Armed opposition fighters belonging to several groups – principally the Fateh ash-Sham/Nusra Front, Ahrar ash-Sham, the Noureddin al-Zenki – are cornered between Idlib and Aleppo now and they cannot find a way out unless they accept the terms set by the Syrian government.
This sounds the beginning of the end of the five-year Jihadi plan to establish an Islamic State in Syria’s second city Aleppo. Thus, regional countries started thinking what is next.
Some states in the Middle East (without naming any) believe that the turn will be into Yemen as Iranians and their allies are now almost relaxed, and not tensed as before, after the liberation of Aleppo. They would start boosting their military and logistic support to parties fighting in Saudi Arabia, Yemen and some other Middle Eastern countries, especially after the Israelis started expanding their presence on the borders with Iran through inking agreements with Kazakhstan and Azerbaijan in various fields.
However, Syrian officials do not conceal their concerns about three simultaneous developments: The advance of Daesh forces into Palmyra, the attrition of Syrian army in some places of Syria, the infiltration of the Turkish troops in some northern suburbs of Syria in violation of understandings between Ankara and Moscow. Also concerning is the US Congress’ lifting of the ban on arming terrorist factions in Syria, as the United States has now provided more sophisticated American weaponry to these groups, including anti-aircraft missiles, which could tilt the balance of power in the still ongoing Syrian war.
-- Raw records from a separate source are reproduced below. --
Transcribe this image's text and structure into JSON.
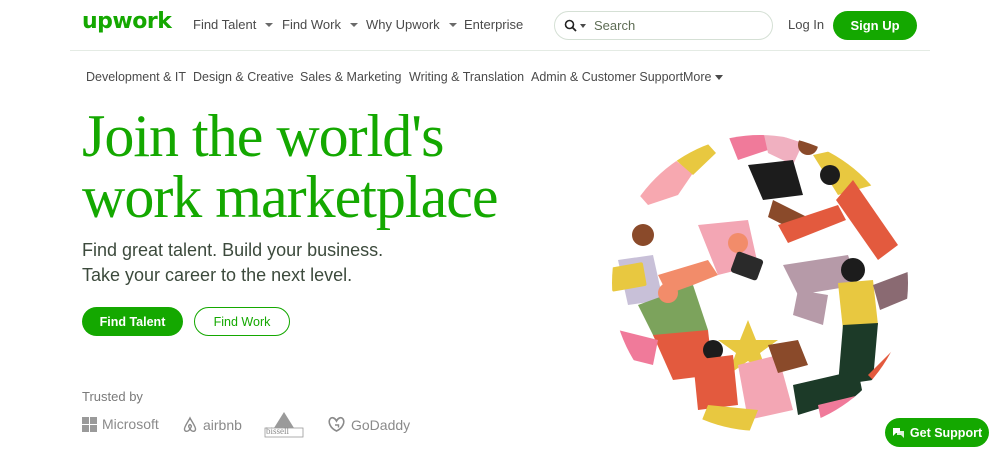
{
  "header": {
    "logo": "upwork",
    "nav": [
      {
        "label": "Find Talent",
        "dropdown": true
      },
      {
        "label": "Find Work",
        "dropdown": true
      },
      {
        "label": "Why Upwork",
        "dropdown": true
      },
      {
        "label": "Enterprise",
        "dropdown": false
      }
    ],
    "search_placeholder": "Search",
    "login": "Log In",
    "signup": "Sign Up"
  },
  "categories": [
    "Development & IT",
    "Design & Creative",
    "Sales & Marketing",
    "Writing & Translation",
    "Admin & Customer Support"
  ],
  "categories_more": "More",
  "hero": {
    "title_line1": "Join the world's",
    "title_line2": "work marketplace",
    "subtitle_line1": "Find great talent. Build your business.",
    "subtitle_line2": "Take your career to the next level.",
    "primary_button": "Find Talent",
    "secondary_button": "Find Work"
  },
  "trusted": {
    "label": "Trusted by",
    "brands": [
      "Microsoft",
      "airbnb",
      "Bissell",
      "GoDaddy"
    ]
  },
  "support_button": "Get Support",
  "colors": {
    "brand_green": "#14a800",
    "text_dark": "#001e00"
  },
  "icons": [
    "search-icon",
    "chevron-down-icon",
    "microsoft-logo-icon",
    "airbnb-logo-icon",
    "bissell-logo-icon",
    "godaddy-logo-icon",
    "chat-icon"
  ]
}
In spite all of this, the shape of the Middle East will change soon and new political and military powers will arise in some countries toppling some regimes through the support of external powers. This is the prospect for 2017.